Tue | Oct 4, 2022

Tribute to the Greats more than just an award show

Published:Monday | July 24, 2017 | 12:00 AMRoy Black
Count Owen (left) and Kingsley 'King Omar' Goodison at the recent launch of Tribute to the Greats 20, held at 2A Stratham Avenue, St Andrew.
Boris Gardiner

The milestone 20th staging of the annual Tributes to the Greats awards show and dance is set to take place at Curphey Place, Swallowfield Road, on August 5, beginning at 8 p.m.

The venue has not only become the home of the event, but a rendezvous spot for vintage music lovers from home and abroad to meet and greet annually. Since its first staging in 1998, the event has graced the venue every year, except for the 17th and 18th stagings, when the Chinese came on board as sponsors and requested to have the venue moved to The Chinese Benevolent Association at 176 Old Hope Road in St Andrew.

The idea for putting on such a show was born out of a burning desire by philanthropist Kingsley Goodison, also known as King Omar - (King for Kingsley and Omar his pet name), to recognise and assist Jamaican artistes who have contributed to the development of Jamaican popular music, but have been left by the wayside, some of whom have become destitute, forgotten and relatively unknown.




In a 2009 interview on KLAS Sports Radio, Goodison said: "Being among most of the unsung heroes in Jamaican music, I saw the distress on most of them. Recognition was nowhere around, even though they had several number-one hits. Nobody remembers them. So I, along with by brother Keith decided to do something for them, and I have seen where it has worked tremendously, lifting up a number of them".

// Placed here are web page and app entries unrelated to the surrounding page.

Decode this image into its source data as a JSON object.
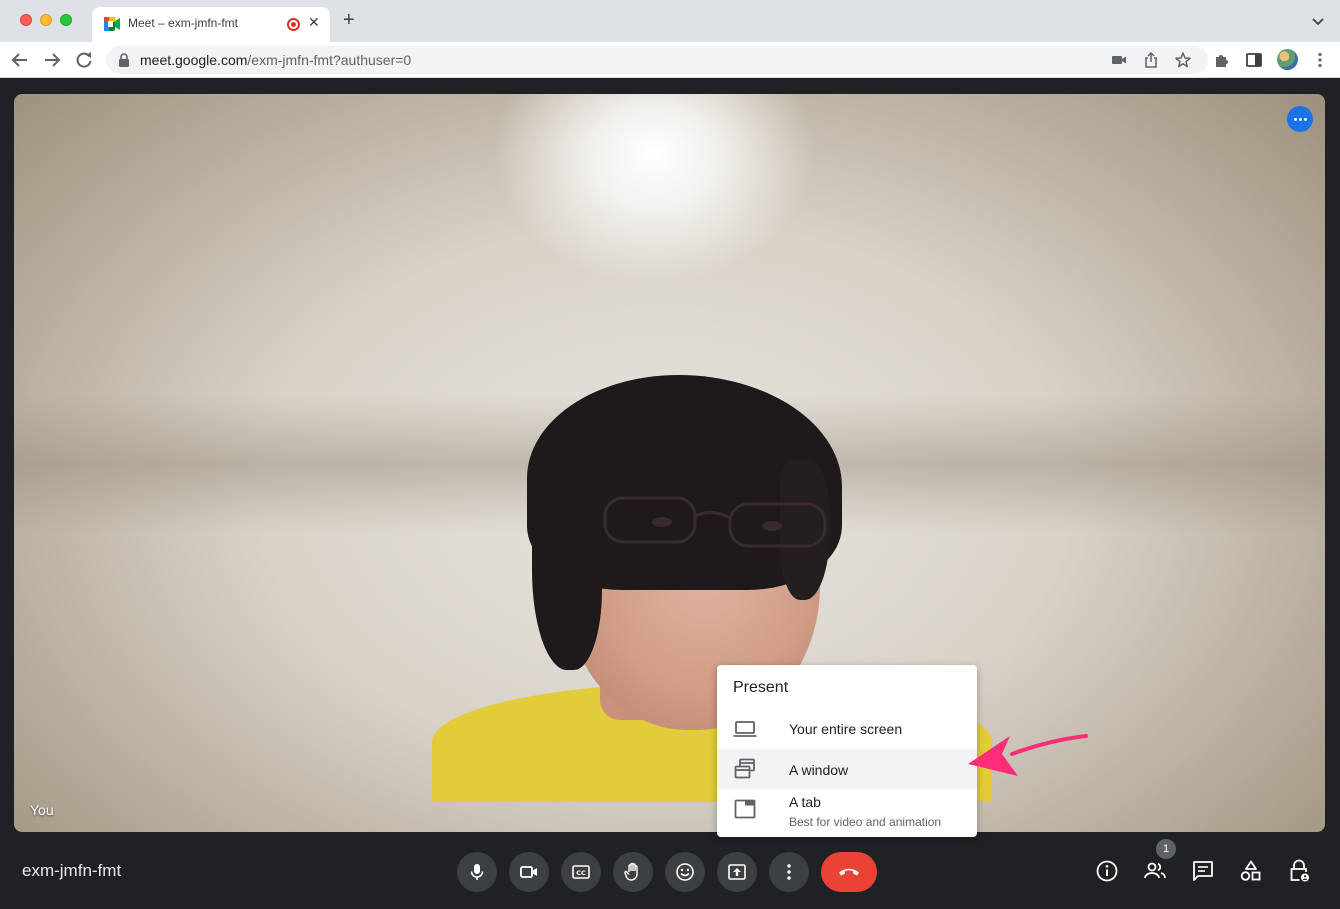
{
  "browser": {
    "tab_title": "Meet – exm-jmfn-fmt",
    "tab_close": "✕",
    "new_tab": "+",
    "url_host": "meet.google.com",
    "url_path": "/exm-jmfn-fmt?authuser=0"
  },
  "stage": {
    "self_label": "You",
    "more_options_icon": "more-horiz-icon"
  },
  "present_menu": {
    "title": "Present",
    "items": [
      {
        "label": "Your entire screen",
        "icon": "laptop-icon"
      },
      {
        "label": "A window",
        "icon": "window-icon",
        "highlighted": true
      },
      {
        "label": "A tab",
        "subtitle": "Best for video and animation",
        "icon": "tab-icon"
      }
    ]
  },
  "bottom_bar": {
    "meeting_code": "exm-jmfn-fmt",
    "participant_count": "1",
    "colors": {
      "end_call": "#ea4335",
      "control_bg": "#3c4043",
      "accent": "#1a73e8",
      "annotation_arrow": "#ff2d78"
    }
  }
}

It was a rough road for Goodison at the start, having to find the awardees, securing trophies, and paying the musicians out of his pocket when sponsors were not yet on board. However, with a tremendous amount of hard work, he was well on his way to realising his sponsorship dream by the 10th staging in 2007.

Goodison also included in his roster of awardees over the years several successful luminaries who helped to lay the foundation for the unfortunate ones. In 2005, former Prime Ministers P.J. Patterson and Edward Seaga received lifetime achievement awards. Radio personality Neville Willoughby received The Pioneer Award for services to Jamaican music. Studio owners/record producers - Ken Khouri, Clement 'Coxson' Dodd, Duke Reid, Prince Buster, and Bunny Lee have also been awarded. Among the unsung heroes awarded were Doreen Schaeffer, Lord Creator, King Stitt, Bobby Ellis, Johnny Moore, Jah Jerry, Jackie Mittoo, Count Prince Miller, Cluet Johnson, Boris Gardiner, Jackie Jackson and Denzil Laing.

In what he describes as the Caribbean, Cuban, Australian, American, Chinese and British Connections, Goodison gave awards in 2006, 2007, 2012, 2013, 2014 and 2015 respectively, to persons from these locales, who became involved in, or made valuable contributions to Jamaican music.




This year's staging will award Olivia 'Babsy' Grange for outstanding contribution to the music industry for over 40 years; Omar Davies, for outstanding support to the music industry for over 20 years; Dennis Thompson (sound engineer for over 30 years); Michael Thompson (radio personality); Jerry Small, (musicologist and photographer for over 40 years); Nadine Sutherland (recording artiste); Count Owen (mento singer/player for over 60 years); Alphanso Castro (dancer, percussionist with the famed Carlos Malcolm and the Afro-Jamaican Rhythms); Martin Williams (pioneer recording artiste), and Bubbles Cameron (trombonist, music composer and arranger).